After the breakup of the Spiders and Bowie’s move to LA, the intensity of the story diminishes. Suzi and Mick are now in a relationship, and despite his struggles with gambling and alcohol, she remains devoted to him. Mick, initially a school gardener before being discovered by Bowie, is portrayed as innocent and likeable but not very charismatic. When they travel to New York and attend a club where Dylan is performing, Suzi encourages Mick to introduce himself and he impressively lands a spot on the Rolling Thunder Revue. She wants to join him, but he hesitates, making her feel like a clingy girlfriend. Her peripheral involvement becomes even more difficult when Mick is found with a groupie. The book briefly touches on Dylan, Ian Hunter from Mott the Hoople, and David Cassidy, but these relationships feel like additional content rather than a main focus. The story ultimately ends in 1977, with Suzi now a married mother.

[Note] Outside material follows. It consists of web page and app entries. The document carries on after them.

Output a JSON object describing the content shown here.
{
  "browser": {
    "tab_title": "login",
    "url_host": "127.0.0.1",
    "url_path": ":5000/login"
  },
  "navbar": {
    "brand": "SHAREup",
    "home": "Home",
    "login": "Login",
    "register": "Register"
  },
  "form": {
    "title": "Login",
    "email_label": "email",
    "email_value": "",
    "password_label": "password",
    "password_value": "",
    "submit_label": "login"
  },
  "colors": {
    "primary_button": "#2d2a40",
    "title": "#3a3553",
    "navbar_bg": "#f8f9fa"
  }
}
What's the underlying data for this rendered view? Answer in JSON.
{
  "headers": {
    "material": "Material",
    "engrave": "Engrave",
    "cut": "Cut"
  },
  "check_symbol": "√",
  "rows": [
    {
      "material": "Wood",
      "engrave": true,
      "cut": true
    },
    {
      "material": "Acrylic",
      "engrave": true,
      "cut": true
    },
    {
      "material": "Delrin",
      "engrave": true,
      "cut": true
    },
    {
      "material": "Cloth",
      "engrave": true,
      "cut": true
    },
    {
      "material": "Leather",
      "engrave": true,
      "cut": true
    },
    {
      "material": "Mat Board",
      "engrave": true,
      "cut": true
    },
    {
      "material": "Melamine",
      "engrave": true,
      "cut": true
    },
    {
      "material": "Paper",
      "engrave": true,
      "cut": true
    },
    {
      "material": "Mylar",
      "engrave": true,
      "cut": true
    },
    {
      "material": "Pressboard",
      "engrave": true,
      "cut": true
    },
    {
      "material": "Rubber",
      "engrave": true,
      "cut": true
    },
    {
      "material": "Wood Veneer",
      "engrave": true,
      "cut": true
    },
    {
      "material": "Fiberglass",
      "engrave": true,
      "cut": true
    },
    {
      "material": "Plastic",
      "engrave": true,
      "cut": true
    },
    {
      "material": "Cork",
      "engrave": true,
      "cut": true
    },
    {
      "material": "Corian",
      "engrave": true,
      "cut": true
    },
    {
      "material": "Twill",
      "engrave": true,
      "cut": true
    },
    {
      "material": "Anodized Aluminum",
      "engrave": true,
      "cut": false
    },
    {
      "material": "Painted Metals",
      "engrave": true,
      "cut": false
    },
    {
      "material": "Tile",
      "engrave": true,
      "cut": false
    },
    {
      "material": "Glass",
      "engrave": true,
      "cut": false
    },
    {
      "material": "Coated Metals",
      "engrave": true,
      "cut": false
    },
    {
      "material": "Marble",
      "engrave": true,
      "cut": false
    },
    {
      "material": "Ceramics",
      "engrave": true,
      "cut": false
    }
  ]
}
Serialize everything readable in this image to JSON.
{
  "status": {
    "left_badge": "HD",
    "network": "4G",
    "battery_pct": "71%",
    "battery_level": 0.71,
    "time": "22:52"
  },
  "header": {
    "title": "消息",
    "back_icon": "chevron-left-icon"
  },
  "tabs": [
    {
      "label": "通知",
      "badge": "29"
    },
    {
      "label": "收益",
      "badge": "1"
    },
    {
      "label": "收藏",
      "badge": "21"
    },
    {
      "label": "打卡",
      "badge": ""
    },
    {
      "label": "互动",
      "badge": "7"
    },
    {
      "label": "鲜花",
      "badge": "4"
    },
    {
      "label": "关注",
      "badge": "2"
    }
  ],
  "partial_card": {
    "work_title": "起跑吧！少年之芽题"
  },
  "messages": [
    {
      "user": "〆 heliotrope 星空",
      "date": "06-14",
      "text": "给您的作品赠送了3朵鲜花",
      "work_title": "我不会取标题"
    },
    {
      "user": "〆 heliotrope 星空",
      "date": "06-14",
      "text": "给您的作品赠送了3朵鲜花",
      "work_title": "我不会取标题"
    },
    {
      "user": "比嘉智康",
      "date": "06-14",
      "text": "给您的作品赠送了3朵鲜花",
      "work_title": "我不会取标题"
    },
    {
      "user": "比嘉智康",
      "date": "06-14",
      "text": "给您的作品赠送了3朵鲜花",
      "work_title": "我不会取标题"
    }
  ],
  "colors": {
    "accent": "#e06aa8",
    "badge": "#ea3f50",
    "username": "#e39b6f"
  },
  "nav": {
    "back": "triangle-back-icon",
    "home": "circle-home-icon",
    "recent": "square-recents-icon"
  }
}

The book “Me and Mr Jones” provides an insightful glimpse into the past. The author’s personal experiences allowed her to navigate the chaos and come out the other side. However, she now faces another challenge as a long-time widow, her partner Mr Jones passed away at the young age of 46 from liver cancer. This is the same illness that took the life of David Bowie on January 10, 2016 – a day that is etched in her memory. As she reflects on this, she wonders if Bowie remembered his dear friend Mick during his struggle with the illness. It comes as a surprise to discover that the author has not seen David or his ex-wife Angie since their last goodbye in Hammersmith. The pain of this loss lingers, as she had believed they were closer than that.

Source: theguardian.com